and Christmas 2000
People that walked in darkness have seen a great light. ..•"
--Isaiah 9:2 (Revised English Bible)
display of seasonal lighting is something of a compensation for the
darkness which overtakes us at this time of year. I love the advent wreath
tradition which has us gradually increasing our light as we move toward
the feast of Christmas. This practice conveys something of the notion of
the darkness attempting, but not succeeding in, the overcoming of the true
light of Christ. However, I have some sympathy for those who move early to
challenge the winter darkness with those stunning arrays of artificial
lights. Here is an emphatic and clear protest that darkness does not dim
our spirits. The heavens seem to present yet another view. Shorter days
mean an earlier appearance ofthe stars. The crisp air makes them glisten
with a frosty vigour at this time of year. The lights are on in heaven.
The one who dwells there will also dwell here among us. The enduring
presence of God is symbolized by a light in the darkness. It is a powerful
image in places where the brightness of the day contrasts, so completely,
with the darkness of night. Such symbolism is well understood in our part
of the world at this time of year. Is it not clear what Isaiah tells us:
"The people that walked in darkness have seen a great light; on
those who lived in a land as dark as death a light has dawned."
of the great accomplishments of Isaiah is the balancing of judgment with
hope and consolation. It is little wonder that Isaiah forms so much of the
Text of Handel's Messiah. Two of the alternative canticles for Morning and
Evening Prayer in The Book o/Common Prayer (pp. 28-29) are from Isaiah.
The Old Testament readings for Christmas, one at each of the three
Eucharists, are from the prophet Isaiah as well.

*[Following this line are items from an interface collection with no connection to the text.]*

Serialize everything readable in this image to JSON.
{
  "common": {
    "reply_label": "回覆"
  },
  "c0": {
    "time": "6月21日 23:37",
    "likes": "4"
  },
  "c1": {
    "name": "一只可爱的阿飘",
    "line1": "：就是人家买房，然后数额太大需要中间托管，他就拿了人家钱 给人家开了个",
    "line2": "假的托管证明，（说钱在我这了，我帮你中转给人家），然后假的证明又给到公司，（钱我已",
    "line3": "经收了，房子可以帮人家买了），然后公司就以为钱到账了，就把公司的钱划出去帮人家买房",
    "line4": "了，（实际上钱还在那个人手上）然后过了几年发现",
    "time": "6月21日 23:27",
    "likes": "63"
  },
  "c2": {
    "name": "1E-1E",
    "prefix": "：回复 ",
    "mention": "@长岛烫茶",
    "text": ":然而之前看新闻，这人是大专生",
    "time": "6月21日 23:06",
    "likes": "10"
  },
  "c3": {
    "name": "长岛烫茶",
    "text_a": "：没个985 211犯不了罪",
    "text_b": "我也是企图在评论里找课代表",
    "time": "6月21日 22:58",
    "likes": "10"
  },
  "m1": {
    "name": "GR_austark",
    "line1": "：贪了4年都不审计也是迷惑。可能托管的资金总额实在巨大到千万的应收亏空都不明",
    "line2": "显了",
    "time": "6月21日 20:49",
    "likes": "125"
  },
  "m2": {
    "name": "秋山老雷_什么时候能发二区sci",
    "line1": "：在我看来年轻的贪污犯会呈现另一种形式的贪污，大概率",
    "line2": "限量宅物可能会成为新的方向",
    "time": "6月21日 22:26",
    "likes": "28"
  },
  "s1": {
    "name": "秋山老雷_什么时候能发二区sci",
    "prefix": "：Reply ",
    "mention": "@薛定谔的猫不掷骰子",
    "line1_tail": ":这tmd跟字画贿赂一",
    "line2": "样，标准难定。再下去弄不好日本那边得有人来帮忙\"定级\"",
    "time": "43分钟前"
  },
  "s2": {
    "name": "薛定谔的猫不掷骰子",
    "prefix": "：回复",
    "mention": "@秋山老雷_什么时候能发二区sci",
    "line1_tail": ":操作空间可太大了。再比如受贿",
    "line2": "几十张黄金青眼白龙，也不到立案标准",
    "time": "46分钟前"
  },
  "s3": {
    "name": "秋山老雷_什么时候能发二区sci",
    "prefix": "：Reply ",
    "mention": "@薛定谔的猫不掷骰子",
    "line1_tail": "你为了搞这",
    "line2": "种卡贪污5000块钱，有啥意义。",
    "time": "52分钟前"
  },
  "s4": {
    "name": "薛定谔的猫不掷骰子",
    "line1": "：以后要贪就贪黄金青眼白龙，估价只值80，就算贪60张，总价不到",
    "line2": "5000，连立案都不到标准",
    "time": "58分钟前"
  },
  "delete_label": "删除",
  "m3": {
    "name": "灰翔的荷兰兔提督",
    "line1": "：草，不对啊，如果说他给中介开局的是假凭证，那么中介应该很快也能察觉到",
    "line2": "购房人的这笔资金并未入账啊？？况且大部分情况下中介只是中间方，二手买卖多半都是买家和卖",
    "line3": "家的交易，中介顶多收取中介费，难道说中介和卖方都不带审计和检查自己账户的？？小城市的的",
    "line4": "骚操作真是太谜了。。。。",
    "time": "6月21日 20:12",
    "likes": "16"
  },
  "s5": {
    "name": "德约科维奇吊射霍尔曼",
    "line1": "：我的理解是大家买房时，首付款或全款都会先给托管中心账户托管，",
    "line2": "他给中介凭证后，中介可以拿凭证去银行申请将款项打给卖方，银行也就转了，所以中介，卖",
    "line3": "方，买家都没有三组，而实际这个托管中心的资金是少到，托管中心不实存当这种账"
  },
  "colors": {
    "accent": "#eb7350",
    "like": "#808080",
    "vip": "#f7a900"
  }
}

Isaiah tells us in the
above verse, for instance, that the enthronement of a new King would light
the way forward to prosperity and peace. These ancient and venerable
prophecies help us better understand the meaning of the birth of Christ
Jesus. They provide a theme of hope and consolation which is then fleshed
out with presence of God in Christ. May we savour the words as they are
proclaimed during our services this Christmas.
lights of the Christmas season are certainly splendid. How much more
splendid is the radiance ofthe Christ child and all that such a child may